older than my heroes got
sold a whittled role for touch
fold within green fold my doubt
not suicidal / not joyous much
bought in to finagle my own way out (oot)
ovoid rampage / muzzled hoot

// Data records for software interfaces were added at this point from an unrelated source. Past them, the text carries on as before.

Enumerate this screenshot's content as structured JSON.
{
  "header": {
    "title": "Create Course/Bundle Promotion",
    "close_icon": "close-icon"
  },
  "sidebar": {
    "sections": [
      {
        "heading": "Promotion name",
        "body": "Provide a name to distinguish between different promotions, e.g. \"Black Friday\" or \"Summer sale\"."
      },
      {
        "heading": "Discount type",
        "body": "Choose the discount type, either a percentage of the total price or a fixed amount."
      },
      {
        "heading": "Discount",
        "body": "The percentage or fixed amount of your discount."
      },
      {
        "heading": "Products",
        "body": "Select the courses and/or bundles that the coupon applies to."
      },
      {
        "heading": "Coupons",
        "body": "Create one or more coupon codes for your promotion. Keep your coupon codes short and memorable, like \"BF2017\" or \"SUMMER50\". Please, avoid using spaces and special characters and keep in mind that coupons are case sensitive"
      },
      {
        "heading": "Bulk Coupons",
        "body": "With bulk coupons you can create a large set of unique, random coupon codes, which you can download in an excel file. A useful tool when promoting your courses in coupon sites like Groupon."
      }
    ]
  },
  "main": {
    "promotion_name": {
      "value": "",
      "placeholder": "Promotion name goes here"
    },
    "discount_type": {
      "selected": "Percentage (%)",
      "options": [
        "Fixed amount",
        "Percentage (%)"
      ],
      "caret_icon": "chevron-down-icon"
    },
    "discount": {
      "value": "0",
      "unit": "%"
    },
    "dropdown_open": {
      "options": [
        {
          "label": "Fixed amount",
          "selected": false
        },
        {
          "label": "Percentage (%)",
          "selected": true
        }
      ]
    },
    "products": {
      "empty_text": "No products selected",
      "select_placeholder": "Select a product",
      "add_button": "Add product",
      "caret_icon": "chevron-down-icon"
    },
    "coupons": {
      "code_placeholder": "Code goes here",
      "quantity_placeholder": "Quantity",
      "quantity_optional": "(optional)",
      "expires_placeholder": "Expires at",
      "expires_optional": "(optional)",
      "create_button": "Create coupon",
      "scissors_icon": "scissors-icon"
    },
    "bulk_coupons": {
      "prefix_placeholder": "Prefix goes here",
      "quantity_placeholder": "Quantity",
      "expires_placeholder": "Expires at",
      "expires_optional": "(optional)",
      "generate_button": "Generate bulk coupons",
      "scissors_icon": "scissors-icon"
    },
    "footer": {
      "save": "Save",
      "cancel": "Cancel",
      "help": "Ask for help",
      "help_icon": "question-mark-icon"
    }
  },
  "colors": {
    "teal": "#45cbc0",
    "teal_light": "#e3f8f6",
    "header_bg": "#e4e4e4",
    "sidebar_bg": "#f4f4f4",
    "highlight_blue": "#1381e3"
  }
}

Two porcupines walk into a bar. No, wait. One porcupine walks into a bar. Well, actually, it’s a poet. And he walks into a library. He opens books and shakes them until they look like porcupines dancing. He is looking for old photos to eat. He likes the salt taste of the chemicals. Chewing, he crawls oot. Toying with the confessional, Phil Hall’s White Porcupine is a self-portrait of the artist from ages fifty to fifty-four. The creature of the title suggests (as in White Buffalo, White Whale, White Moose) the sacred primitive wild… though small… (a bit like poems); also, Death Itself (bugga-bugga); and snow rushing at the window of a moving car, years ago…tire-chains…fins; and greying hair, stubble chin; and honestly who doesn’t bristle about getting old? and young St. Sebastian, that doofus… naked, glowing, multi-skewered; and a black and white group photo outside a one room school house in winter… (there’s mom!) each student a quill, with its name underneath. The punchline: White Porcupine is a long border-line-incomprehensible confessional poem about being miserable (oh boy!). Well, really it’s about being a poet (even better!). Or, is it?